Prof. Susanne Kriemann
Susanne Kriemann (born 1972 in Erlangen, Germany) is an artist and university professor at Karlsruhe University of Arts and Design.
Within her research-based work, Kriemann investigates the medium of photography in the context of social history and archival practice. With an extended notion of the photographic document, she has most recently reflected on the world as an analogue “recording system” for human-caused processes. This has lead to preoccupations with radioactivity and mining, but also with archaeology and landmarks in previous works as well as to a media archeological interest in photography and connections that can be made to a history of military technology.
After completing her studies at the State Academy of Fine Arts in Stuttgart in 1997, where she studied under Joseph Kosuth and Joan Jonas, Kriemann enrolled in the Programme de recherche at the École nationale supérieure des Beaux-Arts in Paris in 2000. Besides having exhibited her work internationally in cities including Basel, Toronto, Shanghai, Vienna, Vancouver, Paris, and Rotterdam, the artist has also created sixteen artist’s books as multiples since 1998. She has taken part in various artist residency programs, including in Moscow, Stockholm, Cairo, and Vienna. From 2013 to 2017, she was an advisor at Van Eyck Academy, Maastricht. Together with Aleksander Komarov, she is one of the cofounders of the artist-run initiative AIR Berlin Alexanderplatz. The artist is represented by the galleries Wilfried Lentz and RaebervonStenglin (2009–16).
Susanne Kriemann lives and works in Berlin and Karlsruhe.
Susanne Kriemann introduces her work ‘Pechblende - Library for Radioactive Afterlife’, reflecting on the properties of the radioactive mineral pitchblende and its instable occurrences in museum collections, former mining grounds, plants and objects of all kinds.
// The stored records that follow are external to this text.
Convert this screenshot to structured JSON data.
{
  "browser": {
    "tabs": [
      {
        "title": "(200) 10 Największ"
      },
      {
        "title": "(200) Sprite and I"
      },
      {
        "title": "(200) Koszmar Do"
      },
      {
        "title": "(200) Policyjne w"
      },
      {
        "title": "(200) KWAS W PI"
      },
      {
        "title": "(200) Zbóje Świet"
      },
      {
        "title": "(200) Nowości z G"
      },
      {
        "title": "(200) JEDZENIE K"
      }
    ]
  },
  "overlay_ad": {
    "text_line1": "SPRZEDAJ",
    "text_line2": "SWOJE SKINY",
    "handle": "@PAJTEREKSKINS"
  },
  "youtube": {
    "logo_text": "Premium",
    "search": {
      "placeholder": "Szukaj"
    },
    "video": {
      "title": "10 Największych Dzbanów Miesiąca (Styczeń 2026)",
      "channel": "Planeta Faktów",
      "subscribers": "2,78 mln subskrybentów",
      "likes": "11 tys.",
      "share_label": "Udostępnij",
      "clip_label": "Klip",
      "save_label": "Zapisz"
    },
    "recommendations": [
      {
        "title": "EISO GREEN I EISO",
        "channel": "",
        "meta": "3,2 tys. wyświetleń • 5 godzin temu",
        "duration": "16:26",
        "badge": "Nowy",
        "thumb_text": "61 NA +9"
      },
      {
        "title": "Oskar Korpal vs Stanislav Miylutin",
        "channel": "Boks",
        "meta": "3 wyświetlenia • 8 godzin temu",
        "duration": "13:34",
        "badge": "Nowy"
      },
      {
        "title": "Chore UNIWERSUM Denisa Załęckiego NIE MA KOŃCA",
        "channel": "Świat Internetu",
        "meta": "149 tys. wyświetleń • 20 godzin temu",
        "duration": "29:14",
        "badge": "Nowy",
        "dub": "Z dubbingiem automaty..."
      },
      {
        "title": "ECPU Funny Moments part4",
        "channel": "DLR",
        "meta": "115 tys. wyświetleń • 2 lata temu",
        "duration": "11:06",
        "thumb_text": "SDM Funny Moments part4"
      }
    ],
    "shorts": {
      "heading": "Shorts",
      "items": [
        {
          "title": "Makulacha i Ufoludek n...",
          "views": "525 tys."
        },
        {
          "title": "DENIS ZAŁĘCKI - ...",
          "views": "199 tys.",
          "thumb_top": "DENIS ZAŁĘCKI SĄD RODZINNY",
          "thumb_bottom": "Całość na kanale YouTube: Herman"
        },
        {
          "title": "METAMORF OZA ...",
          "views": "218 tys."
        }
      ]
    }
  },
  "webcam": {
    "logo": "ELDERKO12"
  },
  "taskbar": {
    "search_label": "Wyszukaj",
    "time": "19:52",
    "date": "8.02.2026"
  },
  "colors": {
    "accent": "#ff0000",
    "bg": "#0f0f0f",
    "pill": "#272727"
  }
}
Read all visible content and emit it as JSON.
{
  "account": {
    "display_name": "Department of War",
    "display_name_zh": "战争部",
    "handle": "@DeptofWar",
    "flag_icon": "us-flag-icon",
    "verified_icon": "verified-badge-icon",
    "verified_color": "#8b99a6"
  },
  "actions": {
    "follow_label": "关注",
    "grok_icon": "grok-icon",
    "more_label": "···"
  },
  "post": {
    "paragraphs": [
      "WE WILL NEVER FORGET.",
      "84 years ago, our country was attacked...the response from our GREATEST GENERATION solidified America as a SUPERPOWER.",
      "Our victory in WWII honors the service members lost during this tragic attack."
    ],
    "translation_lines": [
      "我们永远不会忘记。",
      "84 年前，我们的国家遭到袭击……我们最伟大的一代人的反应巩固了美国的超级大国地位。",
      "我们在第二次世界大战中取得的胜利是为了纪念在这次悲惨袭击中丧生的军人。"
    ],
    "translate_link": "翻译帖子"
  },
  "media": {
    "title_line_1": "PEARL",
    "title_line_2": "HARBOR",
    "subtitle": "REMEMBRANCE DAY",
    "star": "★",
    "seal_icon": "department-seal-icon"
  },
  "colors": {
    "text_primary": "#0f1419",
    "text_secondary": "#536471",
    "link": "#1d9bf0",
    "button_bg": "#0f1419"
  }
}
She emphasizes on the slow violent afterlife of radioactive pollution and her means of engaging with such topics as artist and researcher.
Bringing together an assemblage of archival materials, photo documents, literature and found objects, Pechblende investigates concepts of scale, proximity and distance in relation to radioactivity and the body.
Centred on the mineral Pechblende (uraninite), the work traces a history of scientific and photographic processes narrated through the interconnected sites of laboratory, archive, museum and mine. Highly radioactive and uranium rich, pitchblende was relentlessly mined in the former German Democratic Republic between 1946 and 1989,
ultimately facilitating nuclear armament in the USSR. Despite the toxicity of the former
mines, the landscape of the Ore Mountains is now under way to being transformed into a
tranquil mountain vista.
Concerned with both the literal and the political invisibility of radioactivity, Kriemann worked with scientists at the American Museum of Natural History (New York), the National Archives (Washington) and the Museum of Natural History (Berlin) to produce various versions of an “autoradiograph”. This cameraless exposure results in an indexical but highly abstract image, one that is haunted by impressions of the iconic nuclear mushroom cloud and its blinding light.